University Alliance’s (UA) annual conference, under the banner ‘Building on our strengths and serving our communities through crisis and beyond’, is being held as a virtual event on Zoom this year.
Over two days Summit attendees are hearing from a range of external speakers, and discussing how, as professional and technical universities, we are learning from and responding to the challenges posed by COVID-19, and how we can continue our ambitions to serve our communities throughout the crisis.
UA’s mission has always been driven by the students, communities and industries we serve, and as we have seen over recent weeks, this role has never been more important. During her opening Summit speech, Vanessa Wilson, CEO of UA, stated that during the COVID-19 crisis the value of Alliance universities and their impact on society is shining through for all to see.
Vanessa went on to say that ‘in these uncertain times we need to find strength in navigating disruption and reveal our strong sense of identity and value as universities’. While the challenges are far from over, as we look to the future Alliance universities will have a vital role to play in supporting an economic, social and cultural recovery from this crisis.

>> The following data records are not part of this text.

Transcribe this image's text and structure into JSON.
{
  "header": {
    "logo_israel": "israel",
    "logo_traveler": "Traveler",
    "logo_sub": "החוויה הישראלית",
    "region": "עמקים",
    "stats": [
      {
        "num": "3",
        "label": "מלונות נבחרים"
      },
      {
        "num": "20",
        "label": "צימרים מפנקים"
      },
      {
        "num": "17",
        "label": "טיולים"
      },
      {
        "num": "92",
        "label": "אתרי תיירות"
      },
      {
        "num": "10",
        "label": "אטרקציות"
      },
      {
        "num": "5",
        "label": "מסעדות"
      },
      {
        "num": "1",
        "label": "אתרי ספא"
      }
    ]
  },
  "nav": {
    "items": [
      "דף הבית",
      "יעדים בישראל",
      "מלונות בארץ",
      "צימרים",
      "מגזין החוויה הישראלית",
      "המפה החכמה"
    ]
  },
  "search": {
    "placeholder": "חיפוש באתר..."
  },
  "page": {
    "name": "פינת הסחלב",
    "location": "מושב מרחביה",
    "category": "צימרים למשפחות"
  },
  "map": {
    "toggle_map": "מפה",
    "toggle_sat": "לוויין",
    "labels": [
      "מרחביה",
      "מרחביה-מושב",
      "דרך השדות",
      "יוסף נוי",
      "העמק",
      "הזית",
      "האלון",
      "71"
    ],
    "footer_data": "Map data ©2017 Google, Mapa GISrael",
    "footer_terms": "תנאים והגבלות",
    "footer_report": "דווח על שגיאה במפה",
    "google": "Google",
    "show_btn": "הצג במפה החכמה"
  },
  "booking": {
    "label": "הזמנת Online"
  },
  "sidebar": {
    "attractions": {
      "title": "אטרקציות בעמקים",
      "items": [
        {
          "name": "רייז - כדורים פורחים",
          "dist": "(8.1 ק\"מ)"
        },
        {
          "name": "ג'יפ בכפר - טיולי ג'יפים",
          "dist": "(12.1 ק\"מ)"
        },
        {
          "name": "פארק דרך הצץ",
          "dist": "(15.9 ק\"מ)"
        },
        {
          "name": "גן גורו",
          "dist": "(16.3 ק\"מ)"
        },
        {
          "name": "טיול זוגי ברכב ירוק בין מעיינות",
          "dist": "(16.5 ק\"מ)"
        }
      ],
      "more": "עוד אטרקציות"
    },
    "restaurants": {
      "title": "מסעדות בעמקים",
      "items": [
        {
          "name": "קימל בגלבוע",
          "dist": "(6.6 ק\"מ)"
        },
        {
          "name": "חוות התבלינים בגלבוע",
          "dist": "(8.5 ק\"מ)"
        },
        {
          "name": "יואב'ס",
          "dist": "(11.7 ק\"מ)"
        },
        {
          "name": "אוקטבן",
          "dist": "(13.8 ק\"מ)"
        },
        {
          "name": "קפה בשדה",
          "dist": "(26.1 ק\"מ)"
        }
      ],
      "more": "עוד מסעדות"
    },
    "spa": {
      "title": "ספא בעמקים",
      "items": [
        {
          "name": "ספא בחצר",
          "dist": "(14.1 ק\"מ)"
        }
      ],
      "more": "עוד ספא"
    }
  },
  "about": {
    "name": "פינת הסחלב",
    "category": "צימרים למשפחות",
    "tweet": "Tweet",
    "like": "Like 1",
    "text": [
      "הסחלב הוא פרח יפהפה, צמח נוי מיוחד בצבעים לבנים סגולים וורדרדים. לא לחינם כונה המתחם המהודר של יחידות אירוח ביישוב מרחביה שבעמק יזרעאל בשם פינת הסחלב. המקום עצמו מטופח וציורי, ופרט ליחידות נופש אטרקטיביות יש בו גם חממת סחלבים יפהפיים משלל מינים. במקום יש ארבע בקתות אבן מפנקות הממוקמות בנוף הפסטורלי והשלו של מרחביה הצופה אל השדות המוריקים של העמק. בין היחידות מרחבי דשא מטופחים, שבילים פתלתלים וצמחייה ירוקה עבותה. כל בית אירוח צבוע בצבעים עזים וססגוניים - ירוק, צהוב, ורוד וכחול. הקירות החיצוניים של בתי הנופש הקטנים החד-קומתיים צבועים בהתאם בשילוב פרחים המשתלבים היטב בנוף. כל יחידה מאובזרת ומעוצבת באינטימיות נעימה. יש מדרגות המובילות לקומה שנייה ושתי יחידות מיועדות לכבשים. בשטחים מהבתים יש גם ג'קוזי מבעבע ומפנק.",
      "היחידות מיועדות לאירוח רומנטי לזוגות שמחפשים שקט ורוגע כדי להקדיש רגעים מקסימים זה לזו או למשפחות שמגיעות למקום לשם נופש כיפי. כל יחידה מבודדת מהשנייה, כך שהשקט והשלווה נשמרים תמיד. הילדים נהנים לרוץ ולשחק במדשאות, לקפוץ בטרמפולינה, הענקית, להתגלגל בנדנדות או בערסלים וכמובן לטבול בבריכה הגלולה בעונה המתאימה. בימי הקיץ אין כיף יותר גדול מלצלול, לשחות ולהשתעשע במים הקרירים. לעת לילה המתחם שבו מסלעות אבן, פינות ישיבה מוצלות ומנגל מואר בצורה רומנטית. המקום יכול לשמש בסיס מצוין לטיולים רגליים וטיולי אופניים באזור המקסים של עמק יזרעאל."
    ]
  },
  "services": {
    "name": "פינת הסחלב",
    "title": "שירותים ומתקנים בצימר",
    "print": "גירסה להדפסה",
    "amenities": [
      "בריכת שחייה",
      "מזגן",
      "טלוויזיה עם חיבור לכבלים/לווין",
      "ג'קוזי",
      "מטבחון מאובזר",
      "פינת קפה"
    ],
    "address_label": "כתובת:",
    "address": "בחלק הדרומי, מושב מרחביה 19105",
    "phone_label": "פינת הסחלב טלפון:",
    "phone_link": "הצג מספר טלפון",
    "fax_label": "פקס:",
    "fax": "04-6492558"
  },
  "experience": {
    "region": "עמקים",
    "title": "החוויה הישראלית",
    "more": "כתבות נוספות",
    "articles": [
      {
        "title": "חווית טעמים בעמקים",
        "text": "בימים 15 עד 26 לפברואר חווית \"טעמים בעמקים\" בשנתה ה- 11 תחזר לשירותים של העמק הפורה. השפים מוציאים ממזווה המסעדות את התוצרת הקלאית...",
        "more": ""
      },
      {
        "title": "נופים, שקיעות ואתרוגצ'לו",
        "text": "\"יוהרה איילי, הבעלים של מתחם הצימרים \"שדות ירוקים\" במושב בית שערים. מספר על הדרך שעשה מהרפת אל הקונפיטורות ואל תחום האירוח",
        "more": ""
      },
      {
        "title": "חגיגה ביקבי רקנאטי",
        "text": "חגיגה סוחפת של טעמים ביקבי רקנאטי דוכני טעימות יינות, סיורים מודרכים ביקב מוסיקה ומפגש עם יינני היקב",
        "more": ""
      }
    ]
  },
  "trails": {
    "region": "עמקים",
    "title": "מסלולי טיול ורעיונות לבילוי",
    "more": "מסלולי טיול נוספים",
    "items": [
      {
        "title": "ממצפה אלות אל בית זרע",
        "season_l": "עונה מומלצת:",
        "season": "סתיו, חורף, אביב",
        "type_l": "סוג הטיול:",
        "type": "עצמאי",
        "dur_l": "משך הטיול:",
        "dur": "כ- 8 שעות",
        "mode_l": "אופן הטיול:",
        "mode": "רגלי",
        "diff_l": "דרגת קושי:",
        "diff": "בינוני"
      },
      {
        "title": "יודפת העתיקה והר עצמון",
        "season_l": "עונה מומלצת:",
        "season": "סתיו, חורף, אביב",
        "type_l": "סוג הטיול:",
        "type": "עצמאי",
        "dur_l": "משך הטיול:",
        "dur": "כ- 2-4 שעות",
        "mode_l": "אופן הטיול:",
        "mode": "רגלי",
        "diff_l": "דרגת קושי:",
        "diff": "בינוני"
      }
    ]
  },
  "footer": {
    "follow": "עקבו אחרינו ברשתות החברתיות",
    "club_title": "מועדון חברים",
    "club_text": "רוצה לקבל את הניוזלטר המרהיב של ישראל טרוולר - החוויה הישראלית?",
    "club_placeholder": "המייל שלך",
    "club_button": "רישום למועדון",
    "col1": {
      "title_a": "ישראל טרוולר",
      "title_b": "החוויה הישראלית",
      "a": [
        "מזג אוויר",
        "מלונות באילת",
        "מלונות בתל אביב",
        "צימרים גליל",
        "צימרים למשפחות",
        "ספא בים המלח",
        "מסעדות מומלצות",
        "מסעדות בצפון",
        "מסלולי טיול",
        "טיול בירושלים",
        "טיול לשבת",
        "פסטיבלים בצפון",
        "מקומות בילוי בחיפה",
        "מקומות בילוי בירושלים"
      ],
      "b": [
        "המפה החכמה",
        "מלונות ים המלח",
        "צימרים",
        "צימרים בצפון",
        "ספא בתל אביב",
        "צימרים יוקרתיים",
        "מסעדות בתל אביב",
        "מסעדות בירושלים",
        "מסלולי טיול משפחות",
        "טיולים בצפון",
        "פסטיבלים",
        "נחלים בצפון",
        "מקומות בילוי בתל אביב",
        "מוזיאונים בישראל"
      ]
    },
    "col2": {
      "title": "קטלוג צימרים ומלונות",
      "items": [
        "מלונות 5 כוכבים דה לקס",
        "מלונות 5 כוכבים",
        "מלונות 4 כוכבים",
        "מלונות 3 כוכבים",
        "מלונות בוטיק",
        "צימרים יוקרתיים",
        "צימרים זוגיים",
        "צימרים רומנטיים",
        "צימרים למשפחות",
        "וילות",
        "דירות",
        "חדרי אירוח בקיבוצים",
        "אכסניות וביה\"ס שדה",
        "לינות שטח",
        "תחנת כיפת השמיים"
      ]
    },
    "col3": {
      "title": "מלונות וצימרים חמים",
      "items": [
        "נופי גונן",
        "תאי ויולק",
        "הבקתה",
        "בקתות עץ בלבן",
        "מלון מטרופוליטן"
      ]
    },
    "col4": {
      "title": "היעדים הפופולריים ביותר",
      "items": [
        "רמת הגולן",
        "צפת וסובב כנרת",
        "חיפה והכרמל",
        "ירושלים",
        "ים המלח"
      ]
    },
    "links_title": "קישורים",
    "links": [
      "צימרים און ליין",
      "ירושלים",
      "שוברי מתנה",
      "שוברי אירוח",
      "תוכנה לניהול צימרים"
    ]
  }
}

A video message was delivered by the Universities Minister Michelle Donelan MP, thanking Alliance universities for their ‘pivotal’ work during the COVID-19 response. The Minister gave tribute, saying “I’m so proud and grateful of the leadership from the sector, rallying to the call’ and recoginsed the role Alliance universities will continue to play in a recovery period.
View her full pre-recorded speech here.
In conversation with Lord O’Donnell
Our main session of the day featured Professor Quintin McKellar, Vice Chancellor for the University of Hertfordshire, hosting our keynote speaker Lord O’Donnell, former adviser to three Prime Ministers; Blair, Brown and Cameron.
Their session journeyed through the career of Lord O’Donnell, touched on his advice for the years ahead and discussed why we should be centering people and communities in strategic change, policy and decision making in times of crisis. Along the way he noted that his support of the Further and Higher Education Act 1992 remains.
Lord O’Donnell stressed that wellbeing should be at the heart of what the government measures as success, not just the salary a graduate earns, and that Alliance universities will be invaluable in upskilling the younger generation so they can find the right work in this uncertain time. He listed those on the NHS frontline at the moment as an example of those who are improving the wellbeing of others, many trained at Alliance universities, and stressed that a university can be an education beyond the courses that they teach – and those life lessons will always be of benefit.
His main advice? For universities to encourage students to put happiness in a future career above all else. And his thoughts on where the HE sector will be in ten years’ time? That the current pandemic is only accelerating the inevitable – a greater focus on technology.
You can view the recording of the discussion below